UNIDENTIFIED MAN: Show me what democracy looks like.

UNIDENTIFIED CROWD: This is what democracy looks like.

PETER OVERBY, BYLINE: The protest is called Democracy Spring. The march began Saturday in Philadelphia, activists walking past Independence Hall in a light rain.

MIRIAM KASHIA: I came on the train - two days. Slept in the train station last night (laughter).

OVERBY: Miriam Kashia is from North Liberty, Iowa. She calls herself a climate action warrior. She said political money's influence is blocking action on the climate.

KASHIA: I'm retired, but I - it's a full-time job for me, being an activist.

OVERBY: Linda Battista of Philadelphia said the Wall Street bailout is what turned her attention to political money.

LINDA BATTISTA: The bailout was the straw that broke the camel's back. Billions of dollars that wealthy people are just sitting on while cuts are being made to schools.

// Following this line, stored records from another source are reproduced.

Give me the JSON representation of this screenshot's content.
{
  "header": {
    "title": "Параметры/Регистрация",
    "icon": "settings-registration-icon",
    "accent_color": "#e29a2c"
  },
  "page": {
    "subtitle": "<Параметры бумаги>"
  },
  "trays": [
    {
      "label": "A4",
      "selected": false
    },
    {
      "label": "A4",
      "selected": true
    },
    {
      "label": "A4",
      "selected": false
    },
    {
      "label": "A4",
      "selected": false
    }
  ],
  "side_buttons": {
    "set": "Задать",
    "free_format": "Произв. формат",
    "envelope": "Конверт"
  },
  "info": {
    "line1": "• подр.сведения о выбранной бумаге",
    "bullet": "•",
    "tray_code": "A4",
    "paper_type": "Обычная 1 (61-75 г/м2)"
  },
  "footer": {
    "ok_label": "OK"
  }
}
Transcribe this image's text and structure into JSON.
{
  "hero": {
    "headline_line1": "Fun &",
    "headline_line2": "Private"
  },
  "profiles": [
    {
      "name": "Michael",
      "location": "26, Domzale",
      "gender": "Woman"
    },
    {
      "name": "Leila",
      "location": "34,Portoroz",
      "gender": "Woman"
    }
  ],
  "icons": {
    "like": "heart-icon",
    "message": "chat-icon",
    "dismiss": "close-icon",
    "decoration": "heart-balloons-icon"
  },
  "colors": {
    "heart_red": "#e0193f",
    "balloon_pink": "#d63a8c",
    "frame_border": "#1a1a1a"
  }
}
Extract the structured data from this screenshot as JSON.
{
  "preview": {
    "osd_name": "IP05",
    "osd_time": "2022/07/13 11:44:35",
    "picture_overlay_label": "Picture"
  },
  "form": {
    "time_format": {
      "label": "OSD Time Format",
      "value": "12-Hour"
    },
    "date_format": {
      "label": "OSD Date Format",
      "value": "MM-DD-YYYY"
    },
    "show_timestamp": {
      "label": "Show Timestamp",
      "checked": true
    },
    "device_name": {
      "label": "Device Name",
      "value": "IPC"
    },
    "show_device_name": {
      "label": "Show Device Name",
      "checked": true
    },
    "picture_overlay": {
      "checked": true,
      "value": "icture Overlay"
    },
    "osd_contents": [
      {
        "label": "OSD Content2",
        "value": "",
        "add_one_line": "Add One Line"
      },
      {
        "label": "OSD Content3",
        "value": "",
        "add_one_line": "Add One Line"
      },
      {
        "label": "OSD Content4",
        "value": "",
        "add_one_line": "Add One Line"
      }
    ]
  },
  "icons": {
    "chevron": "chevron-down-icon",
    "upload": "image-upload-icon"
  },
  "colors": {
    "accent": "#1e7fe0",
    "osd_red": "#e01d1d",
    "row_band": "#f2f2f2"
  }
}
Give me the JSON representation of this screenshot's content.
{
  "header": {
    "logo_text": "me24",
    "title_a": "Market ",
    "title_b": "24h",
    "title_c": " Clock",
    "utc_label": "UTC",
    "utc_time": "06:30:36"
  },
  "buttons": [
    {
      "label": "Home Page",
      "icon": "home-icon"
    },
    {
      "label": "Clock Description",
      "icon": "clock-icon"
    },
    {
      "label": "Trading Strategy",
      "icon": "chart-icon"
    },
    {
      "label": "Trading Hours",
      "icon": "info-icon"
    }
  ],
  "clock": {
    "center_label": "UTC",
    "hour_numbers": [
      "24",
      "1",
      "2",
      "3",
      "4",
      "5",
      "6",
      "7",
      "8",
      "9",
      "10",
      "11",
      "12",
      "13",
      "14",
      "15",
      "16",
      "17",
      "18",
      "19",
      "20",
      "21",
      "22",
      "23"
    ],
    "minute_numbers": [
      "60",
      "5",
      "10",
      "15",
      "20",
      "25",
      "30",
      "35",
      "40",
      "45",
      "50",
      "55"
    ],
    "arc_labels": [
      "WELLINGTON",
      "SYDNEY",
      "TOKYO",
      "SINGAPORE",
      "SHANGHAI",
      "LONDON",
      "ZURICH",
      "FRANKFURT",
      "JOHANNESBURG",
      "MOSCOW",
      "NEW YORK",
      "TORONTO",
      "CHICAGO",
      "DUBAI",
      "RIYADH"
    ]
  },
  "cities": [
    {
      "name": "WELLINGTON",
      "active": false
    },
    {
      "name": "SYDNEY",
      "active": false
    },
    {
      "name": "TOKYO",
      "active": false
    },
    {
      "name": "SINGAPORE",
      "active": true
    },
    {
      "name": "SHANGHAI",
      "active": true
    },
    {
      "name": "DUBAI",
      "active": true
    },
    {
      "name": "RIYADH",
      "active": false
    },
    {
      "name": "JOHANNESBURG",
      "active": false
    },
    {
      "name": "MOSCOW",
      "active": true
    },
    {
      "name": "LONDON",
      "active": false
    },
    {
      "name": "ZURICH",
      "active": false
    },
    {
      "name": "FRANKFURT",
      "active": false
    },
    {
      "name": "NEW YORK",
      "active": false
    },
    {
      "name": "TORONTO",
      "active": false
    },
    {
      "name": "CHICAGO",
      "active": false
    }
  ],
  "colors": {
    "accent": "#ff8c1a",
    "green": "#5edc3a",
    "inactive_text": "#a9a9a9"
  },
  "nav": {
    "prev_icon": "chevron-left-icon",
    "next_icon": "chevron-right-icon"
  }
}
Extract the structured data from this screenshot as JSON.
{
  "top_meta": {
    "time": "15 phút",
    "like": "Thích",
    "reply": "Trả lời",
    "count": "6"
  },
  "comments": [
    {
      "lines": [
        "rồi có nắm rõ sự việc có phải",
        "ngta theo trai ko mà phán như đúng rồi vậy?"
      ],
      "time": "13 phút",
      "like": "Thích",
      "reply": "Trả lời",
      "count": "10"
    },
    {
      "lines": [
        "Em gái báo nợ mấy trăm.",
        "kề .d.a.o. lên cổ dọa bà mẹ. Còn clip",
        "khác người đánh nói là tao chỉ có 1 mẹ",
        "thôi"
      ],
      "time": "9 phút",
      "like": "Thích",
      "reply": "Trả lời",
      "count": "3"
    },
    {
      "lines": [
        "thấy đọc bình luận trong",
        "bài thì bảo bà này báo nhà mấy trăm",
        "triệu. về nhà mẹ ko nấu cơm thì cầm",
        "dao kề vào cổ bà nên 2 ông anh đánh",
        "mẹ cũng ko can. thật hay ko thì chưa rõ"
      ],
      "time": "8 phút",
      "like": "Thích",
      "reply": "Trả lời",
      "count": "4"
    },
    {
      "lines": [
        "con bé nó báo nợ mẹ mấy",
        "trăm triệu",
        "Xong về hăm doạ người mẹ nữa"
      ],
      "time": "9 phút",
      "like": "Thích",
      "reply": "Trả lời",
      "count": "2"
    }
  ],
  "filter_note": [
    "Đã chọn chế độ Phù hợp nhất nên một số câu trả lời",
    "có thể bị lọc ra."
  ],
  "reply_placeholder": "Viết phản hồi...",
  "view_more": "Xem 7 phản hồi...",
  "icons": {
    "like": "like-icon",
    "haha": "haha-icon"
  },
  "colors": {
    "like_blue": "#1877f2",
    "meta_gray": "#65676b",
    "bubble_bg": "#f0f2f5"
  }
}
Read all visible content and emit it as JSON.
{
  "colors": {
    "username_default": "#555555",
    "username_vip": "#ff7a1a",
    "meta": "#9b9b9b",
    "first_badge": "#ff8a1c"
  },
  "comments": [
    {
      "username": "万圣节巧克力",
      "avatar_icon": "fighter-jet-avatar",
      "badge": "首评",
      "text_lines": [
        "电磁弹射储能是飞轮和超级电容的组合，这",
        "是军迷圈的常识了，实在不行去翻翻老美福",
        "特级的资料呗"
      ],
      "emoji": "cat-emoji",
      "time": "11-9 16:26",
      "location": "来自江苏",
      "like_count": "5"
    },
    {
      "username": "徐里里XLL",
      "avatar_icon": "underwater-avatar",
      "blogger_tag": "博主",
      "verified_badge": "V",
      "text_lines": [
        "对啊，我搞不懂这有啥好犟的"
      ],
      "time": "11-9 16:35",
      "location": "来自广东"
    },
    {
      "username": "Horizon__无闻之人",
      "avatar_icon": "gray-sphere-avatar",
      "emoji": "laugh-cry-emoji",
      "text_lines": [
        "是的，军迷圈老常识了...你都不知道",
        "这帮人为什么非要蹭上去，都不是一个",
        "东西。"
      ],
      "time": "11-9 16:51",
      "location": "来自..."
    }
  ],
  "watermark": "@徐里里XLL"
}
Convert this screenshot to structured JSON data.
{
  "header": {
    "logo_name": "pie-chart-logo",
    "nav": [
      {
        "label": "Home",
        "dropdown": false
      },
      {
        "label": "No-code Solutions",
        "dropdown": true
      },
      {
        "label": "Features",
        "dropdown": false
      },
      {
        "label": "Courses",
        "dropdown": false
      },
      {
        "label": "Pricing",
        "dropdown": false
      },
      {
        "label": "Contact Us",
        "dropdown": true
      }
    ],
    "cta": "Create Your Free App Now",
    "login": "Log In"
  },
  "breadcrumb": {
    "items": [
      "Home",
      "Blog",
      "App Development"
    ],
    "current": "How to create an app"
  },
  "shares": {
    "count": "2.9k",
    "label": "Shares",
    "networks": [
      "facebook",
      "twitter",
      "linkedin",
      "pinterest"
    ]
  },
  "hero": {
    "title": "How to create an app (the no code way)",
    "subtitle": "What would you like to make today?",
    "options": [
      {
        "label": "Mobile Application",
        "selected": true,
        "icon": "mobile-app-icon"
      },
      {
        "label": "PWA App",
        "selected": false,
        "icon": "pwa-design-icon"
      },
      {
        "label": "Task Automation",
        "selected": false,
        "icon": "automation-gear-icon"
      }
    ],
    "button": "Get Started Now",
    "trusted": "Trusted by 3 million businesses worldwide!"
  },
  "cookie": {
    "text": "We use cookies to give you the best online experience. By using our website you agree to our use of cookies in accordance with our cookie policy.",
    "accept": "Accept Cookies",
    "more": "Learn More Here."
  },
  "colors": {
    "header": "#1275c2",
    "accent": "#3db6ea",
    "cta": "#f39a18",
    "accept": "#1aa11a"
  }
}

Everybody else is dealing with austerity...

OVERBY: ...In other words, the issue of political money didn't get the marching. Its impact, or perceived impact, did. Before the march, about 200 people rallied in the rain. Organizer Kai Newkirk told them members of Congress can't tackle any of the big issues until they stop taking money that's contributed to protect the status quo.

KAI NEWKIRK: It's not every day that people proclaim and promise that they're going to sit in and non-violently, peacefully occupy the seat of their government.

OVERBY: Congress regards campaign finance as an issue best handled by a few experts so it can be ignored by everybody else. But lawmakers may have missed a change in public opinion. Some polls show people agreeing with the system's critics, including Sen. Bernie Sanders, here campaigning in Wisconsin.

(SOUNDBITE OF ARCHIVED RECORDING)

BERNIE SANDERS: What this campaign is about is talking about a corrupt campaign finance system.

OVERBY: Lonna Atkeson is director of the Center for the Study of Voting, Elections and Democracy at the University of New Mexico.

LONNA ATKESON: You have a most important problem question where campaign finance gets really low, single-digit scores. And then you might have well, what's wrong with elections? What's wrong with election campaigns? And then you might go, oh, well, all the money in it.

OVERBY: By now, Atkeson said -

ATKESON: This is not an issue that's going to go away because it's attacking people at all of their levels of government. It's becoming a part of the national dialogue.

OVERBY: Another professor, Larry Lessig of Harvard Law, is the visionary of the new, expanded reform movement. He even tried running for president on the issue last year. At the march, he said the goal is not to undo the Supreme Court's Citizens United decision that helped big donors. It's to offer taxpayer-funded support for small donors, the system backed by both Clinton and Sanders.

LARRY LESSIG: That is the single most important change that could happen. And in, you know, 10 years it's gone from being impossible to imagine to being, you know, conventional for both of them.

OVERBY: Hollywood star Gaby Hoffman gave her short speech in the rain. She connected it to the movement's goal.

GABY HOFFMAN: It's incredibly difficult, actually, and I think that this little bit of gray sky and rain is here to remind us that it's not going to be easy.

OVERBY: Democracy Spring activists are due to reach Washington this weekend and start their sit-ins next week. After that, they'll be joined by another wave of activists for more days of demonstrations and possibly more arrests. Peter Overby, NPR News, Washington. Transcript provided by NPR, Copyright NPR.